Tom Parish

© Tom Parish

Arched-roof, man-made caves dot the landscape of the Flint Hills region of Kansas, the area I have called home for most my life. These native stone constructions are often all that remain of early homesteads and may represent the last traces of the people who built and relied on them. The shelters exude a spirit or soul, possibly due to their resemblance to ancient crypts or religious holy places. The chisel marks on the native stone, which was harvested from local quarries or gathered from surrounding pastures, are like the lines on your hand, unique to each individual structure. I have come to admire these structures for their hidden beauty and importance to the lives of early homesteaders.

I have spent a great deal of time researching and looking for these often elusive structures, wandering the landscape in hopes of stumbling upon them, and talking to locals for leads. I have now found nearly 300 arched subterranean shelters, documenting each and attempting to discover as much historical information about them as I can. Through my photographs I hope to preserve and present these structures in a new and visually stimulating way, using technologically advanced photographic techniques to create 360-degree impressions of their interiors. I photograph each structure in a standardized way, exposing its subtle, unique characteristics, documenting what has been left behind, and showing the fingerprint-like quality left by the people who built it. Through my treatment, these hidden cavities become more like split-open geodes, revealing the beauty hidden inside.

These arched-roof structures were not large scale projects. Rather, they were built by individuals or families to sustain lives and provide security in times of crisis. Sometimes all that is left of the people who relied on these structures is a crypt-like cavity in the ground. I hope viewers will take the opportunity to reflect on their own role in the world, what they themselves have created or helped to create, and what legacies they will leave behind. Life is fragile and tenuous. We have lessons to learn by examining these humble structures.

— Tom Parish, Emporia, Kansas, USA

© Tom Parish

© Tom Parish3

Tom Ridout

© Tom Ridout

The development of the Blandscape series started as a reaction to the rapid loss of farmland as a result of commercial development. The existing rural landscape was obliterated and in its place large formless buildings were constructed. A token of nature was offered in the small buffer strips at the bases of the buildings. Plants appear here in many cases as icons that signal the conceptual importance of nature while at the same time relegating nature to an insignificant gesture, verifying our need to dominate it. Ironically it is the disregard for scope and scale in the built landscape that creates such striking and banal images. Single plants take on strong figurative meaning through their isolation of form and color. The complete lack of human architectural scale combined with strict formal landscape principles elevates the visual impact of the scene.

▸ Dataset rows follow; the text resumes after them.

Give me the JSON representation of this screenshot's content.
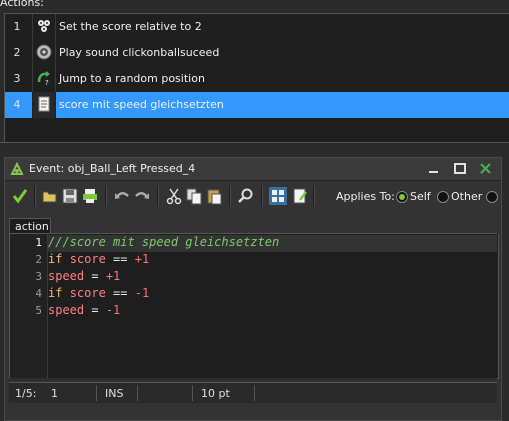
{
  "actions": {
    "header": "Actions:",
    "items": [
      {
        "num": "1",
        "label": "Set the score relative to 2",
        "icon": "score-icon"
      },
      {
        "num": "2",
        "label": "Play sound clickonballsuceed",
        "icon": "speaker-icon"
      },
      {
        "num": "3",
        "label": "Jump to a random position",
        "icon": "random-jump-icon"
      },
      {
        "num": "4",
        "label": "score mit speed gleichsetzten",
        "icon": "script-icon",
        "selected": true
      }
    ]
  },
  "event_window": {
    "title": "Event: obj_Ball_Left Pressed_4",
    "applies_to_label": "Applies To:",
    "applies_options": [
      "Self",
      "Other"
    ],
    "applies_selected": "Self",
    "tab": "action",
    "code_lines": [
      {
        "num": "1",
        "text": "///score mit speed gleichsetzten"
      },
      {
        "num": "2",
        "text": "if score == +1"
      },
      {
        "num": "3",
        "text": "speed = +1"
      },
      {
        "num": "4",
        "text": "if score == -1"
      },
      {
        "num": "5",
        "text": "speed = -1"
      }
    ],
    "status": {
      "line_col": "1/5:",
      "column": "1",
      "mode": "INS",
      "font_size": "10 pt"
    }
  },
  "colors": {
    "selection": "#3399ff",
    "comment": "#7ccc6a",
    "keyword": "#ffb86c",
    "variable": "#ff8080",
    "check": "#7ccc3a"
  }
}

— Tom Ridout, Acton, Ontario, Canada

© Tom Ridout

Tom Janssen

In 2007 I attended for half a year the Dublin University of Technology in Dublin, Ireland. Back then, the economic growth was not as huge as it had been in the second half of the nineties, but from 2001 to 2007 the Irish economy was still booming.

I will never forget paying 500 Euros rent for a shared room, whereas in Holland I paid 300 Euros for a private one. This was largely due to the growth in housing investments — which more than doubled between 1996 and 2006. Taken into perspective with today’s knowledge, this was one of the reasons why Ireland was hit so hard during the 2008 economic crisis.

With investments this big, you can imagine how many construction sites were popping up in Dublin. This change of landscape reflected “The Irish Boom” more than anything for me. The main focus of the series is the areas where the largest part of the expansion took place: the fringe of the city, where vast amounts of empty land were made ready for construction. This is also where the series derived its title: Dublin Border.

— Tom Janssen, Utrecht, The Netherlands